(App and web page records)
——

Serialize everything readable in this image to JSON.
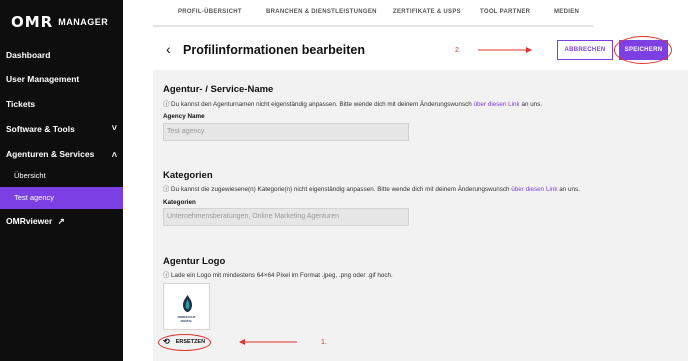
{
  "sidebar": {
    "logo_omr": "OMR",
    "logo_manager": "MANAGER",
    "items": [
      {
        "label": "Dashboard"
      },
      {
        "label": "User Management"
      },
      {
        "label": "Tickets"
      },
      {
        "label": "Software & Tools",
        "chevron": "˅"
      },
      {
        "label": "Agenturen & Services",
        "chevron": "˄"
      },
      {
        "label": "OMRviewer",
        "icon": "↗"
      }
    ],
    "subitems": [
      {
        "label": "Übersicht"
      },
      {
        "label": "Test agency"
      }
    ]
  },
  "tabs": [
    {
      "label": "PROFIL-ÜBERSICHT"
    },
    {
      "label": "BRANCHEN & DIENSTLEISTUNGEN"
    },
    {
      "label": "ZERTIFIKATE & USPS"
    },
    {
      "label": "TOOL PARTNER"
    },
    {
      "label": "MEDIEN"
    }
  ],
  "header": {
    "title": "Profilinformationen bearbeiten",
    "cancel_label": "ABBRECHEN",
    "save_label": "SPEICHERN",
    "annot_2": "2.",
    "annot_1": "1."
  },
  "sections": {
    "agency": {
      "title": "Agentur- / Service-Name",
      "info": "ⓘ Du kannst den Agenturnamen nicht eigenständig anpassen. Bitte wende dich mit deinem Änderungswunsch ",
      "link": "über diesen Link",
      "info_end": " an uns.",
      "field_label": "Agency Name",
      "field_value": "Test agency"
    },
    "categories": {
      "title": "Kategorien",
      "info": "ⓘ Du kannst die zugewiesene(n) Kategorie(n) nicht eigenständig anpassen. Bitte wende dich mit deinem Änderungswunsch ",
      "link": "über diesen Link",
      "info_end": " an uns.",
      "field_label": "Kategorien",
      "field_value": "Unternehmensberatungen, Online Marketing Agenturen"
    },
    "logo": {
      "title": "Agentur Logo",
      "info": "ⓘ Lade ein Logo mit mindestens 64×64 Pixel im Format .jpeg, .png oder .gif hoch.",
      "logo_text_1": "NORDLICHT",
      "logo_text_2": "DIGITAL",
      "replace_label": "ERSETZEN"
    }
  },
  "colors": {
    "accent": "#7b3fe4",
    "sidebar_bg": "#0e0e0e",
    "annotation": "#e0332b"
  }
}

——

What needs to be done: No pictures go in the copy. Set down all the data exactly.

Completed exercise:
Serialize everything readable in this image to JSON.
{
  "sidebar": {
    "logo_omr": "OMR",
    "logo_manager": "MANAGER",
    "items": [
      {
        "label": "Dashboard"
      },
      {
        "label": "User Management"
      },
      {
        "label": "Tickets"
      },
      {
        "label": "Software & Tools",
        "chevron": "˅"
      },
      {
        "label": "Agenturen & Services",
        "chevron": "˄"
      },
      {
        "label": "OMRviewer",
        "icon": "↗"
      }
    ],
    "subitems": [
      {
        "label": "Übersicht"
      },
      {
        "label": "Test agency"
      }
    ]
  },
  "tabs": [
    {
      "label": "PROFIL-ÜBERSICHT"
    },
    {
      "label": "BRANCHEN & DIENSTLEISTUNGEN"
    },
    {
      "label": "ZERTIFIKATE & USPS"
    },
    {
      "label": "TOOL PARTNER"
    },
    {
      "label": "MEDIEN"
    }
  ],
  "header": {
    "title": "Profilinformationen bearbeiten",
    "cancel_label": "ABBRECHEN",
    "save_label": "SPEICHERN",
    "annot_2": "2.",
    "annot_1": "1."
  },
  "sections": {
    "agency": {
      "title": "Agentur- / Service-Name",
      "info": "ⓘ Du kannst den Agenturnamen nicht eigenständig anpassen. Bitte wende dich mit deinem Änderungswunsch ",
      "link": "über diesen Link",
      "info_end": " an uns.",
      "field_label": "Agency Name",
      "field_value": "Test agency"
    },
    "categories": {
      "title": "Kategorien",
      "info": "ⓘ Du kannst die zugewiesene(n) Kategorie(n) nicht eigenständig anpassen. Bitte wende dich mit deinem Änderungswunsch ",
      "link": "über diesen Link",
      "info_end": " an uns.",
      "field_label": "Kategorien",
      "field_value": "Unternehmensberatungen, Online Marketing Agenturen"
    },
    "logo": {
      "title": "Agentur Logo",
      "info": "ⓘ Lade ein Logo mit mindestens 64×64 Pixel im Format .jpeg, .png oder .gif hoch.",
      "logo_text_1": "NORDLICHT",
      "logo_text_2": "DIGITAL",
      "replace_label": "ERSETZEN"
    }
  },
  "colors": {
    "accent": "#7b3fe4",
    "sidebar_bg": "#0e0e0e",
    "annotation": "#e0332b"
  }
}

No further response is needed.